At trial, the Minister was unable to explain the delay of 18 months in assessing the returns. The Court held that if there is a delay that prima facia indicates a failure to examine an assessment of the return with all due dispatch then there is an onus on the Minister to establish by evidence pertaining to the manner in which the return was dealt with that the delay was not unreasonable. Since in the Ginsberg case the Minister was unable to establish any special circumstances relating to these returns which established that the 18-month delay was reasonable. Accordingly, the Court allowed the Appeal of the taxpayer.

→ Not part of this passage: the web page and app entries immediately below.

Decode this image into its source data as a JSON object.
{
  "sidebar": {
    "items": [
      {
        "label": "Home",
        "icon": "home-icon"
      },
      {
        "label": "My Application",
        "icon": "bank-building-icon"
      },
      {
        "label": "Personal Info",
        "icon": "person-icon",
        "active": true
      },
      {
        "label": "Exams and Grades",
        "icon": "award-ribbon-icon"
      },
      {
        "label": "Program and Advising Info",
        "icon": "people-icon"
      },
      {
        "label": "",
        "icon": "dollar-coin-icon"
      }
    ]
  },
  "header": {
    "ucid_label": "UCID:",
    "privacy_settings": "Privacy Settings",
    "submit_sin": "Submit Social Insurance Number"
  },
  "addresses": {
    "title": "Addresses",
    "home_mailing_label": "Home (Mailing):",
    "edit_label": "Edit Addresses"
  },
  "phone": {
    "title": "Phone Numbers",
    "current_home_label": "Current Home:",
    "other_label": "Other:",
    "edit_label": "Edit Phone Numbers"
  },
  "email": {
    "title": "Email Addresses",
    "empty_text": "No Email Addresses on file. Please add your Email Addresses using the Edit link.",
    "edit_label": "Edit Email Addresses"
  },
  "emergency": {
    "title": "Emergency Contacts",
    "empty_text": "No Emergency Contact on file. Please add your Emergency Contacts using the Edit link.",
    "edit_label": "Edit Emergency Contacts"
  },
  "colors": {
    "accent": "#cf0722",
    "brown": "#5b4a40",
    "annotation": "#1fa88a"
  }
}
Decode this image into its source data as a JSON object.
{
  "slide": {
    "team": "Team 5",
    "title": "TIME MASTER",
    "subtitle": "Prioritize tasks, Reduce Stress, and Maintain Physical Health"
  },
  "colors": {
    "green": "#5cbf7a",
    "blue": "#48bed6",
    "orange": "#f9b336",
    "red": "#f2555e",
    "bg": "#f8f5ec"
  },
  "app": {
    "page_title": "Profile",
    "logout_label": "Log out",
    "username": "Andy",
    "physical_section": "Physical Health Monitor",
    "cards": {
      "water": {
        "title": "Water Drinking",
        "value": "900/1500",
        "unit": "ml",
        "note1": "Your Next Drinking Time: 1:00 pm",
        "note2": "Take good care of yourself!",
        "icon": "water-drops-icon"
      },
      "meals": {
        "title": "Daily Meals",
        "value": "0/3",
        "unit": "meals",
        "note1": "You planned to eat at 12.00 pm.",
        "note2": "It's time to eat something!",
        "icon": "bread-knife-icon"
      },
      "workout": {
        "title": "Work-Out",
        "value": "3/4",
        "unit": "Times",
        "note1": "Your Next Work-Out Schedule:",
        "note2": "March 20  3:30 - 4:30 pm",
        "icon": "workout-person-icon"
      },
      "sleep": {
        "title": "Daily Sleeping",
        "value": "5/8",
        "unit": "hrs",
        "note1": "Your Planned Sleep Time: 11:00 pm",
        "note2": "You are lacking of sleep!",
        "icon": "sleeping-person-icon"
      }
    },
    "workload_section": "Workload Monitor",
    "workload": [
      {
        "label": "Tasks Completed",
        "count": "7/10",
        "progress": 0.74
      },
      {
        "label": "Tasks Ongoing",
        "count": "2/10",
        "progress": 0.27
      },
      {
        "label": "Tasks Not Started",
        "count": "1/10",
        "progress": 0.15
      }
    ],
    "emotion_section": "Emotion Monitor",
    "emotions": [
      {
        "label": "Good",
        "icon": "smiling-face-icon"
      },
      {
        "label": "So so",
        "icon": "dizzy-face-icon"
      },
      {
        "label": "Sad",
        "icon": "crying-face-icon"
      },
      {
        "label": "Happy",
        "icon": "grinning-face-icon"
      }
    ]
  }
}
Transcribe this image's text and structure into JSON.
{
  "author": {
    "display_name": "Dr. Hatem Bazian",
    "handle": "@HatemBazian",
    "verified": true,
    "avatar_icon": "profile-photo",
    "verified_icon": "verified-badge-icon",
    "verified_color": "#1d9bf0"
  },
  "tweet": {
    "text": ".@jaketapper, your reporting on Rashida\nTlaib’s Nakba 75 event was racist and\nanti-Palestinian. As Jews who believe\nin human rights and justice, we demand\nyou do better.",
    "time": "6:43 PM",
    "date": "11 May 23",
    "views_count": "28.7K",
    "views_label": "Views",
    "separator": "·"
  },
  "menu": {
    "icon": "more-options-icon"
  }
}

However, were circumstances exist which provide a reasonable basis for delaying the issuance of the initial notices of assessment, the Minister may be found to have issued the initial assessments "with all due dispatch" notwithstanding a considerable lapse of time. For example, in Hutterian Bretheran Church v. The Queen,  C.T.C. 1, notices of assessment were not issued until eight years after filing of the returns of income. The Federal Court Trial Division held that the assessments were made with all due dispatch as the Minister had deferred assessing pending the decision of the Supreme Court of Canada in related personal assessments.
In any circumstances where the Minister takes more than a year to assess a taxpayer's income tax return consideration should be given to whether a Notice of Objection should be filed on the basis that the Minister failed to act with all due dispatch.
"This article provides information of a general nature only. It may no longer be current. It does not provide legal advice nor should it be relied upon. If you have specific legal questions you should consult a lawyer."